ERIC Number: ED377405
Record Type: Non-Journal
Publication Date: 1993
Reference Count: N/A
Prison Education's Role in Challenging Offending Behaviour. Mendip Papers MP 047.
Prison education can play a positive role in challenging offending behavior of prisoners. A drop in recidivism rates can be achieved by education that works toward attitudinal change, according to programs being implemented in the United Kingdom. To ensure that staff in prison education understand the implications of working toward the reduction of offending behavior, they need to be aware of general theories of crime and have an understanding of criminology. Education should provide help for prisoners who have inadequate social skills, provide opportunities for prisoners to develop artistic and other skills to gain self-respect, to help prisoners to acquire family life skills, and to help prisoners to understand the emotions and needs of the opposite sex. In order to meet these needs, the correctional education system will have to work toward a more balanced system, stressing both academic content and attitudinal change. Moral education needs to be stressed, as well as thinking and problem-solving skills. In the future, educational programs in prisons should have three distinctive features: basic education, vocational education, and cognitive skills development. New or revamped programs should be evaluated, using such criteria as thoroughness and intensity, research base, well-trained staff, inmates selected according to risk potential, relevance to the outside world, and multifaceted approach. (Contains 11 references.) (KC)

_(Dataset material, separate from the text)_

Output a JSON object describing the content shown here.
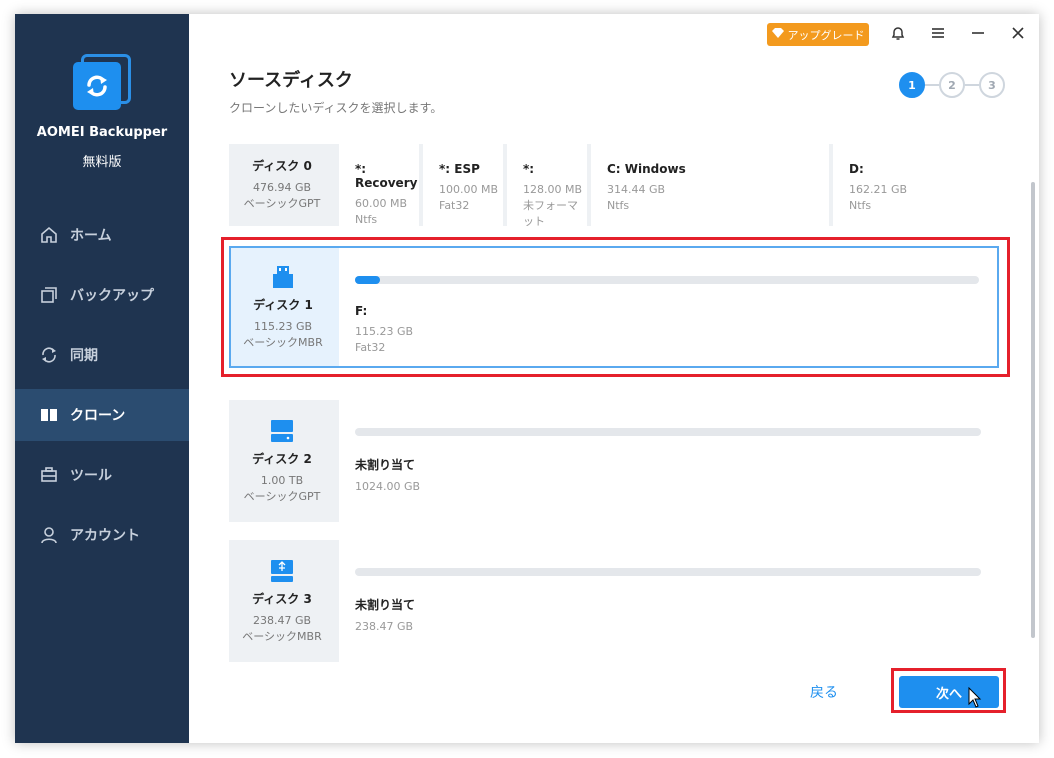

Descriptors: Adult Basic Education, Continuing Education, Correctional Education, Correctional Rehabilitation, Criminals, Curriculum Development, Educational Needs, Evaluation Criteria, Foreign Countries, Moral Development, Prisoners, Program Development, Program Evaluation, Rehabilitation Programs, Vocational Education
Staff College, Coombe Lodge, Blagdon, Bristol BS18 6RG, England, United Kingdom (3 British pounds).
Publication Type: Opinion Papers
Education Level: N/A
Authoring Institution: Staff Coll., Bristol (England).
Identifiers - Location: United Kingdom